EXERCISE
The answer must be one number: how many lines in the records below contain the string "CATEGORY".

PROVIDED ENTRIES
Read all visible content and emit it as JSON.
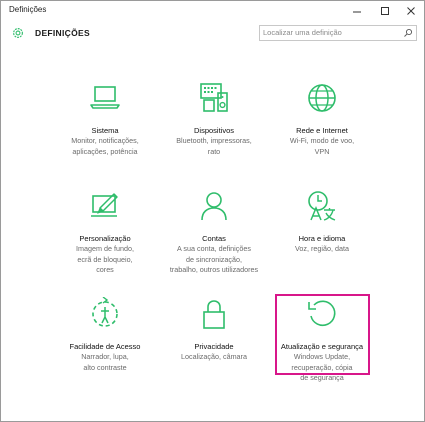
{
  "window": {
    "title": "Definições",
    "minimize_glyph": "—",
    "maximize_glyph": "☐",
    "close_glyph": "✕"
  },
  "header": {
    "page_title": "DEFINIÇÕES",
    "search_placeholder": "Localizar uma definição"
  },
  "accent_color": "#2fbd6b",
  "highlight_color": "#d8168a",
  "tiles": [
    {
      "icon": "laptop-icon",
      "label": "Sistema",
      "desc": [
        "Monitor, notificações,",
        "aplicações, potência"
      ]
    },
    {
      "icon": "devices-icon",
      "label": "Dispositivos",
      "desc": [
        "Bluetooth, impressoras,",
        "rato"
      ]
    },
    {
      "icon": "globe-icon",
      "label": "Rede e Internet",
      "desc": [
        "Wi-Fi, modo de voo,",
        "VPN"
      ]
    },
    {
      "icon": "personalization-icon",
      "label": "Personalização",
      "desc": [
        "Imagem de fundo,",
        "ecrã de bloqueio,",
        "cores"
      ]
    },
    {
      "icon": "person-icon",
      "label": "Contas",
      "desc": [
        "A sua conta, definições",
        "de sincronização,",
        "trabalho, outros utilizadores"
      ]
    },
    {
      "icon": "time-language-icon",
      "label": "Hora e idioma",
      "desc": [
        "Voz, região, data"
      ]
    },
    {
      "icon": "ease-of-access-icon",
      "label": "Facilidade de Acesso",
      "desc": [
        "Narrador, lupa,",
        "alto contraste"
      ]
    },
    {
      "icon": "lock-icon",
      "label": "Privacidade",
      "desc": [
        "Localização, câmara"
      ]
    },
    {
      "icon": "refresh-icon",
      "label": "Atualização e segurança",
      "desc": [
        "Windows Update,",
        "recuperação, cópia",
        "de segurança"
      ]
    }
  ]
}
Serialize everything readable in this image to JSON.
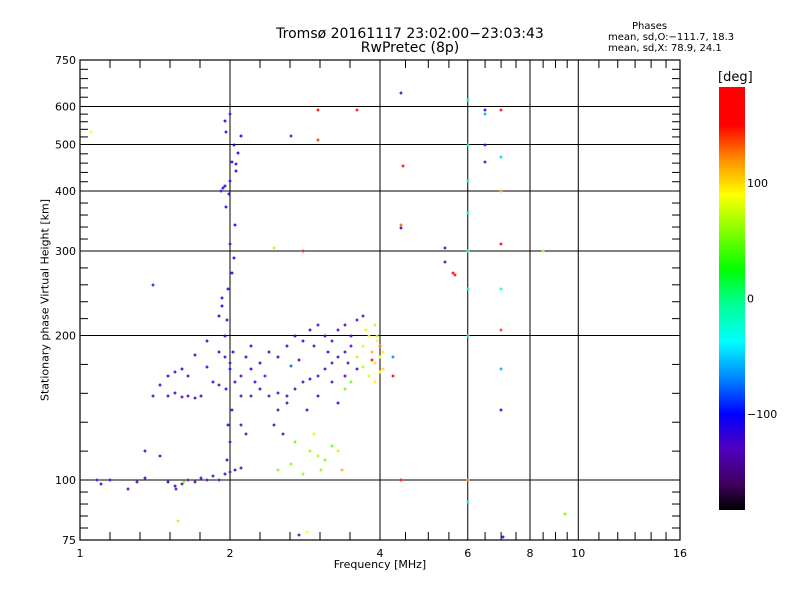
{
  "chart_data": {
    "type": "scatter",
    "title": "Tromsø 20161117 23:02:00−23:03:43",
    "subtitle": "RwPretec (8p)",
    "legend": {
      "heading": "Phases",
      "line_o": "mean, sd,O:−111.7, 18.3",
      "line_x": "mean, sd,X:  78.9, 24.1"
    },
    "xlabel": "Frequency [MHz]",
    "ylabel": "Stationary phase Virtual Height [km]",
    "xscale": "log",
    "yscale": "log",
    "xlim": [
      1,
      16
    ],
    "ylim": [
      75,
      750
    ],
    "xticks": [
      1,
      2,
      4,
      6,
      8,
      10,
      16
    ],
    "xtick_labels": [
      "1",
      "2",
      "4",
      "6",
      "8",
      "10",
      "16"
    ],
    "yticks": [
      75,
      100,
      200,
      300,
      400,
      500,
      600,
      750
    ],
    "ytick_labels": [
      "75",
      "100",
      "200",
      "300",
      "400",
      "500",
      "600",
      "750"
    ],
    "grid": true,
    "colorbar": {
      "unit": "[deg]",
      "range": [
        -183,
        183
      ],
      "ticks": [
        100,
        0,
        -100
      ],
      "tick_labels": [
        "100",
        "0",
        "−100"
      ],
      "stops": [
        [
          -183,
          "#000000"
        ],
        [
          -160,
          "#400060"
        ],
        [
          -130,
          "#5000c0"
        ],
        [
          -100,
          "#0000ff"
        ],
        [
          -70,
          "#0080ff"
        ],
        [
          -37,
          "#00ffff"
        ],
        [
          0,
          "#00ff80"
        ],
        [
          25,
          "#00ff00"
        ],
        [
          90,
          "#ffff00"
        ],
        [
          120,
          "#ff9000"
        ],
        [
          150,
          "#ff0000"
        ],
        [
          183,
          "#ff0000"
        ]
      ]
    },
    "point_fields": [
      "frequency_mhz",
      "height_km",
      "phase_deg"
    ],
    "points": [
      [
        1.08,
        100,
        -125
      ],
      [
        1.1,
        98,
        -120
      ],
      [
        1.15,
        100,
        -110
      ],
      [
        1.3,
        99,
        -130
      ],
      [
        1.35,
        101,
        -125
      ],
      [
        1.5,
        99,
        -110
      ],
      [
        1.55,
        97,
        -135
      ],
      [
        1.6,
        98,
        -130
      ],
      [
        1.65,
        100,
        -130
      ],
      [
        1.7,
        99,
        -130
      ],
      [
        1.75,
        101,
        -130
      ],
      [
        1.8,
        100,
        -130
      ],
      [
        1.85,
        102,
        -130
      ],
      [
        1.9,
        100,
        -125
      ],
      [
        1.95,
        103,
        -120
      ],
      [
        2.0,
        104,
        -125
      ],
      [
        2.05,
        105,
        -120
      ],
      [
        2.1,
        106,
        -125
      ],
      [
        1.56,
        96,
        -130
      ],
      [
        1.62,
        99,
        60
      ],
      [
        1.25,
        96,
        -130
      ],
      [
        1.45,
        112,
        -130
      ],
      [
        1.35,
        115,
        -120
      ],
      [
        1.5,
        150,
        -125
      ],
      [
        1.55,
        152,
        -125
      ],
      [
        1.6,
        149,
        -130
      ],
      [
        1.65,
        150,
        -125
      ],
      [
        1.7,
        148,
        -125
      ],
      [
        1.75,
        150,
        -120
      ],
      [
        1.5,
        165,
        -115
      ],
      [
        1.55,
        168,
        -120
      ],
      [
        1.6,
        170,
        -115
      ],
      [
        1.65,
        165,
        -130
      ],
      [
        1.8,
        172,
        -115
      ],
      [
        1.85,
        160,
        -120
      ],
      [
        1.9,
        158,
        -130
      ],
      [
        1.4,
        150,
        -130
      ],
      [
        1.45,
        158,
        -120
      ],
      [
        1.97,
        110,
        -110
      ],
      [
        2.0,
        120,
        -115
      ],
      [
        1.98,
        130,
        -110
      ],
      [
        2.02,
        140,
        -105
      ],
      [
        1.96,
        155,
        -110
      ],
      [
        2.0,
        170,
        -100
      ],
      [
        2.03,
        185,
        -110
      ],
      [
        1.95,
        200,
        -105
      ],
      [
        1.97,
        215,
        -110
      ],
      [
        1.93,
        230,
        -100
      ],
      [
        1.98,
        250,
        -110
      ],
      [
        2.02,
        270,
        -105
      ],
      [
        2.04,
        290,
        -100
      ],
      [
        2.0,
        310,
        -110
      ],
      [
        2.05,
        340,
        -100
      ],
      [
        1.96,
        370,
        -105
      ],
      [
        1.92,
        400,
        -110
      ],
      [
        1.95,
        410,
        -110
      ],
      [
        2.0,
        420,
        -100
      ],
      [
        2.06,
        440,
        -105
      ],
      [
        2.02,
        460,
        -110
      ],
      [
        2.08,
        480,
        -100
      ],
      [
        2.04,
        500,
        -105
      ],
      [
        1.96,
        530,
        -110
      ],
      [
        1.95,
        560,
        -100
      ],
      [
        2.0,
        580,
        -110
      ],
      [
        1.93,
        240,
        -110
      ],
      [
        1.9,
        220,
        -105
      ],
      [
        1.94,
        405,
        -105
      ],
      [
        2.06,
        455,
        -110
      ],
      [
        2.1,
        520,
        -100
      ],
      [
        1.99,
        395,
        -120
      ],
      [
        2.2,
        150,
        -125
      ],
      [
        2.3,
        155,
        -120
      ],
      [
        2.4,
        150,
        -125
      ],
      [
        2.5,
        152,
        -130
      ],
      [
        2.6,
        150,
        -120
      ],
      [
        2.7,
        155,
        -125
      ],
      [
        2.8,
        160,
        -120
      ],
      [
        2.9,
        162,
        -120
      ],
      [
        3.0,
        165,
        -130
      ],
      [
        3.1,
        170,
        -120
      ],
      [
        3.2,
        175,
        -125
      ],
      [
        3.3,
        180,
        -120
      ],
      [
        3.4,
        185,
        -125
      ],
      [
        3.5,
        190,
        -130
      ],
      [
        2.2,
        170,
        -115
      ],
      [
        2.3,
        175,
        -110
      ],
      [
        2.4,
        185,
        -110
      ],
      [
        2.5,
        180,
        -120
      ],
      [
        2.6,
        190,
        -115
      ],
      [
        2.7,
        200,
        -110
      ],
      [
        2.8,
        195,
        -115
      ],
      [
        2.9,
        205,
        -120
      ],
      [
        3.0,
        210,
        -125
      ],
      [
        3.1,
        200,
        -120
      ],
      [
        3.2,
        195,
        -125
      ],
      [
        3.3,
        205,
        -130
      ],
      [
        3.4,
        210,
        -125
      ],
      [
        3.5,
        200,
        -130
      ],
      [
        3.6,
        215,
        -125
      ],
      [
        3.7,
        220,
        -125
      ],
      [
        2.5,
        140,
        -130
      ],
      [
        2.6,
        145,
        -125
      ],
      [
        2.85,
        140,
        -120
      ],
      [
        3.0,
        150,
        -110
      ],
      [
        3.2,
        160,
        -130
      ],
      [
        3.4,
        165,
        -125
      ],
      [
        3.6,
        170,
        -120
      ],
      [
        3.3,
        145,
        -105
      ],
      [
        2.35,
        165,
        -90
      ],
      [
        2.65,
        173,
        -80
      ],
      [
        2.45,
        130,
        -120
      ],
      [
        2.55,
        125,
        -130
      ],
      [
        2.0,
        175,
        -120
      ],
      [
        2.05,
        160,
        -125
      ],
      [
        2.1,
        165,
        -130
      ],
      [
        2.15,
        180,
        -120
      ],
      [
        2.2,
        190,
        -110
      ],
      [
        2.1,
        150,
        -125
      ],
      [
        1.8,
        195,
        -115
      ],
      [
        1.9,
        185,
        -110
      ],
      [
        1.95,
        180,
        -120
      ],
      [
        1.7,
        182,
        -120
      ],
      [
        2.25,
        160,
        -125
      ],
      [
        2.75,
        178,
        -120
      ],
      [
        3.15,
        185,
        -115
      ],
      [
        3.45,
        175,
        -125
      ],
      [
        2.95,
        190,
        -130
      ],
      [
        2.15,
        125,
        -130
      ],
      [
        2.1,
        130,
        -125
      ],
      [
        3.6,
        180,
        100
      ],
      [
        3.7,
        190,
        95
      ],
      [
        3.8,
        200,
        90
      ],
      [
        3.85,
        185,
        110
      ],
      [
        3.9,
        175,
        100
      ],
      [
        3.95,
        195,
        85
      ],
      [
        4.0,
        180,
        90
      ],
      [
        4.05,
        170,
        100
      ],
      [
        3.8,
        165,
        80
      ],
      [
        3.9,
        160,
        95
      ],
      [
        4.0,
        168,
        85
      ],
      [
        3.7,
        172,
        70
      ],
      [
        3.5,
        160,
        55
      ],
      [
        3.4,
        155,
        50
      ],
      [
        3.75,
        205,
        95
      ],
      [
        3.9,
        210,
        100
      ],
      [
        3.85,
        178,
        150
      ],
      [
        4.0,
        190,
        130
      ],
      [
        3.95,
        200,
        75
      ],
      [
        4.05,
        185,
        95
      ],
      [
        2.7,
        120,
        50
      ],
      [
        2.9,
        115,
        60
      ],
      [
        3.0,
        112,
        70
      ],
      [
        3.1,
        110,
        55
      ],
      [
        3.2,
        118,
        50
      ],
      [
        3.3,
        115,
        75
      ],
      [
        3.05,
        105,
        60
      ],
      [
        3.35,
        105,
        110
      ],
      [
        2.5,
        105,
        55
      ],
      [
        2.8,
        103,
        60
      ],
      [
        2.95,
        125,
        80
      ],
      [
        2.65,
        108,
        60
      ],
      [
        6.0,
        620,
        -30
      ],
      [
        6.0,
        500,
        -20
      ],
      [
        6.0,
        420,
        -10
      ],
      [
        6.0,
        360,
        -20
      ],
      [
        6.0,
        300,
        -25
      ],
      [
        6.0,
        250,
        -15
      ],
      [
        6.0,
        200,
        -30
      ],
      [
        6.0,
        100,
        120
      ],
      [
        6.0,
        90,
        -40
      ],
      [
        6.5,
        590,
        -110
      ],
      [
        6.5,
        580,
        -60
      ],
      [
        6.5,
        500,
        -120
      ],
      [
        6.5,
        460,
        -130
      ],
      [
        7.0,
        590,
        150
      ],
      [
        7.0,
        470,
        -50
      ],
      [
        7.0,
        400,
        120
      ],
      [
        7.0,
        310,
        160
      ],
      [
        7.0,
        250,
        -20
      ],
      [
        7.0,
        205,
        140
      ],
      [
        7.0,
        170,
        -60
      ],
      [
        7.0,
        140,
        -110
      ],
      [
        5.4,
        305,
        -140
      ],
      [
        5.4,
        285,
        -140
      ],
      [
        5.6,
        270,
        170
      ],
      [
        5.65,
        268,
        170
      ],
      [
        4.4,
        640,
        -140
      ],
      [
        4.45,
        450,
        170
      ],
      [
        4.4,
        340,
        130
      ],
      [
        4.4,
        335,
        -110
      ],
      [
        3.6,
        590,
        170
      ],
      [
        3.0,
        590,
        170
      ],
      [
        3.0,
        510,
        140
      ],
      [
        2.65,
        520,
        -130
      ],
      [
        2.8,
        300,
        160
      ],
      [
        2.45,
        305,
        70
      ],
      [
        1.4,
        255,
        -90
      ],
      [
        1.05,
        530,
        90
      ],
      [
        9.4,
        85,
        50
      ],
      [
        8.5,
        300,
        60
      ],
      [
        4.4,
        100,
        160
      ],
      [
        2.75,
        77,
        -130
      ],
      [
        2.85,
        78,
        90
      ],
      [
        1.57,
        82,
        70
      ],
      [
        7.05,
        76,
        -100
      ],
      [
        4.25,
        180,
        -70
      ],
      [
        4.25,
        165,
        150
      ]
    ]
  }
}
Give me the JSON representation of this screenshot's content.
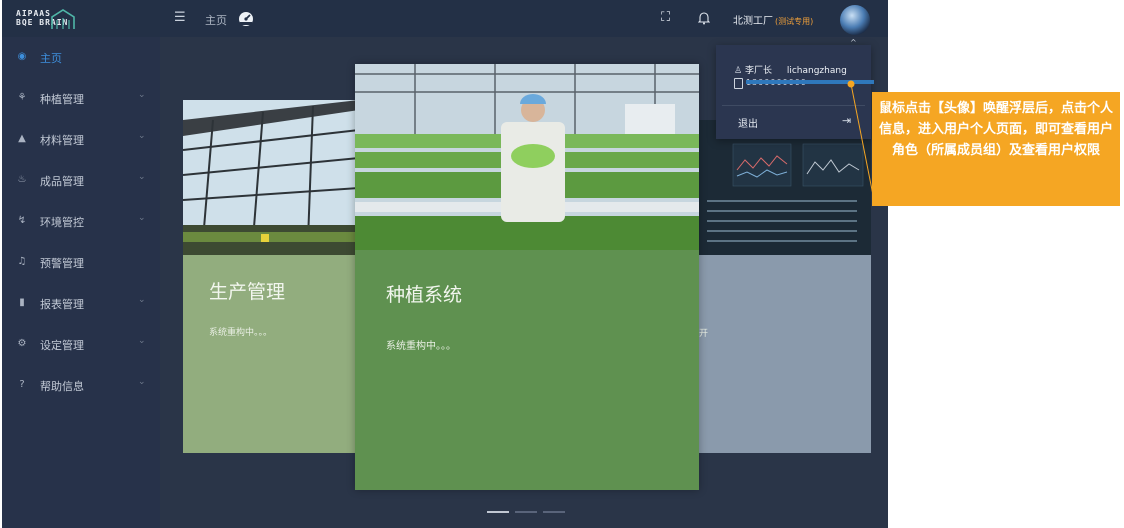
{
  "brand": {
    "line1": "AIPAAS",
    "line2": "BQE BRAIN"
  },
  "header": {
    "breadcrumb": "主页",
    "company": "北测工厂",
    "company_tag": "(测试专用)"
  },
  "sidebar": {
    "items": [
      {
        "label": "主页",
        "icon": "dashboard-icon",
        "active": true
      },
      {
        "label": "种植管理",
        "icon": "sprout-icon"
      },
      {
        "label": "材料管理",
        "icon": "material-icon"
      },
      {
        "label": "成品管理",
        "icon": "product-icon"
      },
      {
        "label": "环境管控",
        "icon": "environment-icon"
      },
      {
        "label": "预警管理",
        "icon": "bell-icon"
      },
      {
        "label": "报表管理",
        "icon": "bar-chart-icon"
      },
      {
        "label": "设定管理",
        "icon": "gear-icon"
      },
      {
        "label": "帮助信息",
        "icon": "help-icon"
      }
    ]
  },
  "cards": {
    "left": {
      "title": "生产管理",
      "subtitle": "系统重构中。。。"
    },
    "mid": {
      "title": "种植系统",
      "subtitle": "系统重构中。。。"
    },
    "right": {
      "subtitle_fragment": "开"
    }
  },
  "user_menu": {
    "name": "李厂长",
    "login": "lichangzhang",
    "phone": "1300000000",
    "logout": "退出"
  },
  "annotation": {
    "text": "鼠标点击【头像】唤醒浮层后，点击个人信息，进入用户个人页面，即可查看用户角色（所属成员组）及查看用户权限"
  },
  "colors": {
    "accent": "#3d8fdc",
    "annotation": "#f5a623",
    "card_mid": "#5f9150",
    "card_left": "#92ad7e"
  }
}
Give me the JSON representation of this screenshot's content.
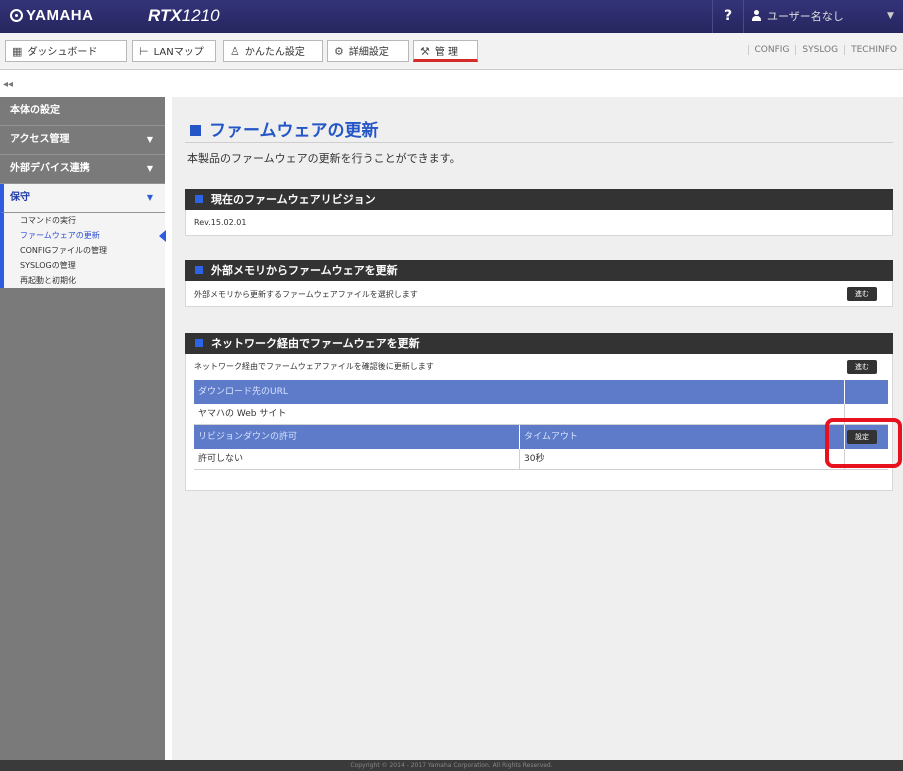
{
  "header": {
    "brand": "YAMAHA",
    "model_prefix": "RTX",
    "model_number": "1210",
    "help": "?",
    "user": "ユーザー名なし"
  },
  "toolbar": {
    "tabs": [
      {
        "label": "ダッシュボード",
        "icon": "dashboard-icon"
      },
      {
        "label": "LANマップ",
        "icon": "network-map-icon"
      },
      {
        "label": "かんたん設定",
        "icon": "wizard-icon"
      },
      {
        "label": "詳細設定",
        "icon": "gear-icon"
      },
      {
        "label": "管 理",
        "icon": "tools-icon"
      }
    ],
    "right_links": [
      "CONFIG",
      "SYSLOG",
      "TECHINFO"
    ],
    "collapse": "◂◂"
  },
  "sidebar": {
    "sections": [
      {
        "label": "本体の設定"
      },
      {
        "label": "アクセス管理"
      },
      {
        "label": "外部デバイス連携"
      },
      {
        "label": "保守"
      }
    ],
    "items": [
      {
        "label": "コマンドの実行"
      },
      {
        "label": "ファームウェアの更新"
      },
      {
        "label": "CONFIGファイルの管理"
      },
      {
        "label": "SYSLOGの管理"
      },
      {
        "label": "再起動と初期化"
      }
    ]
  },
  "main": {
    "title": "ファームウェアの更新",
    "description": "本製品のファームウェアの更新を行うことができます。",
    "current": {
      "heading": "現在のファームウェアリビジョン",
      "revision": "Rev.15.02.01"
    },
    "external": {
      "heading": "外部メモリからファームウェアを更新",
      "text": "外部メモリから更新するファームウェアファイルを選択します",
      "button": "進む"
    },
    "network": {
      "heading": "ネットワーク経由でファームウェアを更新",
      "text": "ネットワーク経由でファームウェアファイルを確認後に更新します",
      "button": "進む",
      "url_header": "ダウンロード先のURL",
      "url_value": "ヤマハの Web サイト",
      "revdown_header": "リビジョンダウンの許可",
      "timeout_header": "タイムアウト",
      "revdown_value": "許可しない",
      "timeout_value": "30秒",
      "settings_button": "設定"
    }
  },
  "footer": "Copyright © 2014 - 2017 Yamaha Corporation. All Rights Reserved."
}
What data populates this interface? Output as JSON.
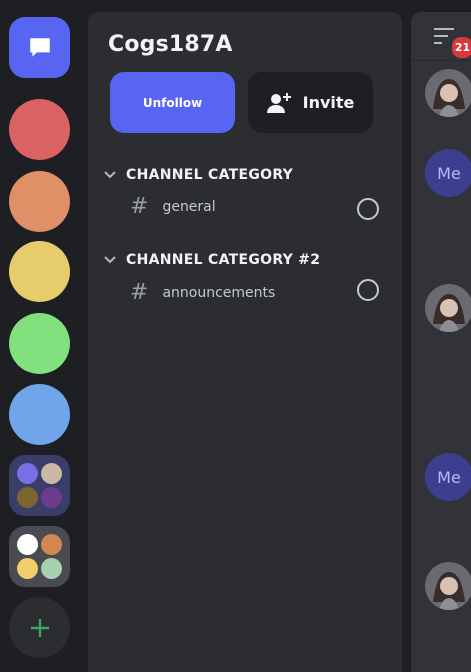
{
  "rail": {
    "servers": [
      {
        "name": "red-server",
        "color": "#da6262"
      },
      {
        "name": "orange-server",
        "color": "#e09066"
      },
      {
        "name": "yellow-server",
        "color": "#e6cc6b"
      },
      {
        "name": "green-server",
        "color": "#82e07f"
      },
      {
        "name": "blue-server",
        "color": "#6fa5e9"
      }
    ],
    "folders": [
      {
        "colors": [
          "#7a6ee6",
          "#c9b9a6",
          "#7a6430",
          "#6a3d8f"
        ],
        "bg": "#3a3d6a"
      },
      {
        "colors": [
          "#ffffff",
          "#d2884f",
          "#f1d06c",
          "#a9d0b0"
        ],
        "bg": "#4a4b52"
      }
    ],
    "accent": "#5865f2",
    "add_color": "#3ba55d"
  },
  "panel": {
    "server_name": "Cogs187A",
    "unfollow_label": "Unfollow",
    "invite_label": "Invite",
    "categories": [
      {
        "label": "CHANNEL CATEGORY",
        "channel": "general"
      },
      {
        "label": "CHANNEL CATEGORY #2",
        "channel": "announcements"
      }
    ]
  },
  "right": {
    "badge_count": "21",
    "me_label": "Me"
  }
}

OUTPUT
2